Input data:
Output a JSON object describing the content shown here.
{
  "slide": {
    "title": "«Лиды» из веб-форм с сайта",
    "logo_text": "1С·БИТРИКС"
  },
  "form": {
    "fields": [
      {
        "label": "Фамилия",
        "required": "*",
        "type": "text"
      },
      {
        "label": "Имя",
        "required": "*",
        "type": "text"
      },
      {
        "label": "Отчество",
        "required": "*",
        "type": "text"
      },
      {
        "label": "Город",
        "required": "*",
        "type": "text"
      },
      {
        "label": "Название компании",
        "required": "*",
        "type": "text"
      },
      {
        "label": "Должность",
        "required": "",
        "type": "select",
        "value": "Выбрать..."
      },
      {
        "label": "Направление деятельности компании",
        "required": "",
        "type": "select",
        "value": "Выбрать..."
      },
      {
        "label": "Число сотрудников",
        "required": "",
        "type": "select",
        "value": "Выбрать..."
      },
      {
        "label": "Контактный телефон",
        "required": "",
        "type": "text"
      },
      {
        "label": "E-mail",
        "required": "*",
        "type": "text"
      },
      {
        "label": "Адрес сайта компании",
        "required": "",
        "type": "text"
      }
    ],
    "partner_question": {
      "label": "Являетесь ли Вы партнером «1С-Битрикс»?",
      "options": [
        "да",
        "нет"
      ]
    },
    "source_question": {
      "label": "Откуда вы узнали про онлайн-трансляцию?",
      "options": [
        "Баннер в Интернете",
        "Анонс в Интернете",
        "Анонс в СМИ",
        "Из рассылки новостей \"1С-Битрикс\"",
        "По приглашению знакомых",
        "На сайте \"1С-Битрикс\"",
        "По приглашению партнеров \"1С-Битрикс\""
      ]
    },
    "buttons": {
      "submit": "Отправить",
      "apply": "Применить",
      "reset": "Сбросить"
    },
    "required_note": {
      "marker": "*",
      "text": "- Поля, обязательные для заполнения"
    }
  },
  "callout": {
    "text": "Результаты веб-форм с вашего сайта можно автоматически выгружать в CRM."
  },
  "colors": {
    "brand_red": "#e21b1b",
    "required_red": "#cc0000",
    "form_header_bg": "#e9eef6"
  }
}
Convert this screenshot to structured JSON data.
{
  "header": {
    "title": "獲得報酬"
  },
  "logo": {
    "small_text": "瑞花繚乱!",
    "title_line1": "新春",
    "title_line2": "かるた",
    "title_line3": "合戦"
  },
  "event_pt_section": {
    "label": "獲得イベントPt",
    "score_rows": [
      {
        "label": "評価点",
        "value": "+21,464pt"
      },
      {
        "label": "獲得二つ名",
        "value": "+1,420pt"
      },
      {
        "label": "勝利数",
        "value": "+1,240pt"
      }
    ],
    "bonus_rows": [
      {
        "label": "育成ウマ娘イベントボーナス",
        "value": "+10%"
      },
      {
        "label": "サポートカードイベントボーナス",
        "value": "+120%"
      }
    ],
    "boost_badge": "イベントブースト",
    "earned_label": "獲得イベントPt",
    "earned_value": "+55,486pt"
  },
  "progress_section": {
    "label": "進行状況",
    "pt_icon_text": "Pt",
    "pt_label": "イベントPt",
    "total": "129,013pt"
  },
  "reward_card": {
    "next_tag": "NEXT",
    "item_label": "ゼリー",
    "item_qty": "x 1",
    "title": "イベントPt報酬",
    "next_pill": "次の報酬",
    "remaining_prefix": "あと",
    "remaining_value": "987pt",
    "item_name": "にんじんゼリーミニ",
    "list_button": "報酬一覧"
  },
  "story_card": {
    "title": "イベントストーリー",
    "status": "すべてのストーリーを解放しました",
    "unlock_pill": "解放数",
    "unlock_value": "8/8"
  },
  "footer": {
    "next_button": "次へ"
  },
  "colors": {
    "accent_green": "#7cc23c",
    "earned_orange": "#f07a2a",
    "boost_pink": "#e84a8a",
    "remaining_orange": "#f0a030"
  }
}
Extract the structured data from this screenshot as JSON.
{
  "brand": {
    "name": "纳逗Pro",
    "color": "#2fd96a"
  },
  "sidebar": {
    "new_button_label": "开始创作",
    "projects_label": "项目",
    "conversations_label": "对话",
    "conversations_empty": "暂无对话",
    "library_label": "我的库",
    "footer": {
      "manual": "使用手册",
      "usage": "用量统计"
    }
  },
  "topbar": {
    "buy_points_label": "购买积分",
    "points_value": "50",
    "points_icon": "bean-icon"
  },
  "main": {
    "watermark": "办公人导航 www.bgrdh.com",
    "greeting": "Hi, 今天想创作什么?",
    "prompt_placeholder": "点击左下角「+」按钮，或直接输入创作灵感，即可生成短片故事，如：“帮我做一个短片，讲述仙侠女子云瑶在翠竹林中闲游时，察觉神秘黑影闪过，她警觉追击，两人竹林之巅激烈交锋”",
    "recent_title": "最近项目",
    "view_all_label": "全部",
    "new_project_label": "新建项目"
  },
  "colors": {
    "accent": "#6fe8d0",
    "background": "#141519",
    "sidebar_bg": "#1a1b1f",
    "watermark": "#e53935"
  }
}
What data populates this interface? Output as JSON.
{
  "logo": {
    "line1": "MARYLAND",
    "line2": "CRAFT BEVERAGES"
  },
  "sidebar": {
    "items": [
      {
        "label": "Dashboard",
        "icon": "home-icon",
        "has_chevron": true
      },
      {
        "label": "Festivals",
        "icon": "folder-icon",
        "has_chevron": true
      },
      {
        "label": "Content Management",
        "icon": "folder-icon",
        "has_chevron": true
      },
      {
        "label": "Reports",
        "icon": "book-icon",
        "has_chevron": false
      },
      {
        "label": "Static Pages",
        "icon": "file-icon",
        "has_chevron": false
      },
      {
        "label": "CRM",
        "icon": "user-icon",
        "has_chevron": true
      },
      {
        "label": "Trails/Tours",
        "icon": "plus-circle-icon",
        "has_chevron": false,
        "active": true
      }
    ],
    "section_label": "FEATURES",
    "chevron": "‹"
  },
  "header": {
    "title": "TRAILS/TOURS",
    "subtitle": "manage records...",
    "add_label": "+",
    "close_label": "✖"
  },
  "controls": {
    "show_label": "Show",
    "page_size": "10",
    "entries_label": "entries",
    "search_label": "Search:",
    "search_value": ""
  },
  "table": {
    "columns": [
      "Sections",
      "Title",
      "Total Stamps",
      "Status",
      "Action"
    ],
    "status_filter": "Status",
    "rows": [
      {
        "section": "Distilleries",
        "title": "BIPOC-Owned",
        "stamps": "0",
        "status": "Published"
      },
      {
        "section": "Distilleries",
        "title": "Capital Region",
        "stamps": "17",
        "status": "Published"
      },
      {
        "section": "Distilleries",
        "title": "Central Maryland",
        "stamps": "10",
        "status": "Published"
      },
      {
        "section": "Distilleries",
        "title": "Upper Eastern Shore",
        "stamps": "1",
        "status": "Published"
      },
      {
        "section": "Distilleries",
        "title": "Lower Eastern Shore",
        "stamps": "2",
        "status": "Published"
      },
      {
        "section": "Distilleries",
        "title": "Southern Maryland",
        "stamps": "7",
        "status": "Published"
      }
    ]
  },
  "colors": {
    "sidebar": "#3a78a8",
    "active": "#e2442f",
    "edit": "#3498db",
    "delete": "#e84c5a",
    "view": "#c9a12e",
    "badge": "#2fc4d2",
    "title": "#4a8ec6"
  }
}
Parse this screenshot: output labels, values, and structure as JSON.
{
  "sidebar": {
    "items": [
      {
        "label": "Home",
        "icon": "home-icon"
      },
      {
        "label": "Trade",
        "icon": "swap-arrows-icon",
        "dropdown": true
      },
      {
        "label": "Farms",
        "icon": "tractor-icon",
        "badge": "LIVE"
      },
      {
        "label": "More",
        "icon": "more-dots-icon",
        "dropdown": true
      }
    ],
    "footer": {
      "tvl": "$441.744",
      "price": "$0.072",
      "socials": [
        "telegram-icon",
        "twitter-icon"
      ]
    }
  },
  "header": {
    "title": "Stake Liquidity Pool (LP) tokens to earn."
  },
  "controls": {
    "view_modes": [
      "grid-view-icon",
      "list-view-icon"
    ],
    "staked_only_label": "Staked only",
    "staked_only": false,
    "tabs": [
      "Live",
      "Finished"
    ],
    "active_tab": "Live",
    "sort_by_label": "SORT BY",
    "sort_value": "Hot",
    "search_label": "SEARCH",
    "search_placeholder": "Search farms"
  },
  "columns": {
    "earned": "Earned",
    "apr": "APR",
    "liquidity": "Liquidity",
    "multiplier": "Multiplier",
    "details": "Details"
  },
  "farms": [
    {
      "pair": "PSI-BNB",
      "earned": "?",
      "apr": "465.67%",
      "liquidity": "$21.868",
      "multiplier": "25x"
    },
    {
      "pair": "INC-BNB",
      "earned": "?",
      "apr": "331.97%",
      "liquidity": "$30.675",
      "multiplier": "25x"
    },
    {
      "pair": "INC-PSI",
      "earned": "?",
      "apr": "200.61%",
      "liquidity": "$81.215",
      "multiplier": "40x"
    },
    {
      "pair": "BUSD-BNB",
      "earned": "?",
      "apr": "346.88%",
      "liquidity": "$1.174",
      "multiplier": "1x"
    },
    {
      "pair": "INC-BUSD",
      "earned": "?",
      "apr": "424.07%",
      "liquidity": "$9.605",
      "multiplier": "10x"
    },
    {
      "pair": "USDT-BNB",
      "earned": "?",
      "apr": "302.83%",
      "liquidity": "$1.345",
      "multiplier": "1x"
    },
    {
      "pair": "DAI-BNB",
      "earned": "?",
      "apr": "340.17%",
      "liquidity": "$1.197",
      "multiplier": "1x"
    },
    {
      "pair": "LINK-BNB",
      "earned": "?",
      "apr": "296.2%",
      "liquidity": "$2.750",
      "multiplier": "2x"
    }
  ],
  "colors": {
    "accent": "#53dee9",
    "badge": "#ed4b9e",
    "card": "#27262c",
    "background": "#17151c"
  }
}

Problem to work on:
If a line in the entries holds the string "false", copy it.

Solved exercise:
        "has_chevron": false
        "has_chevron": false
        "has_chevron": false,
    "staked_only": false,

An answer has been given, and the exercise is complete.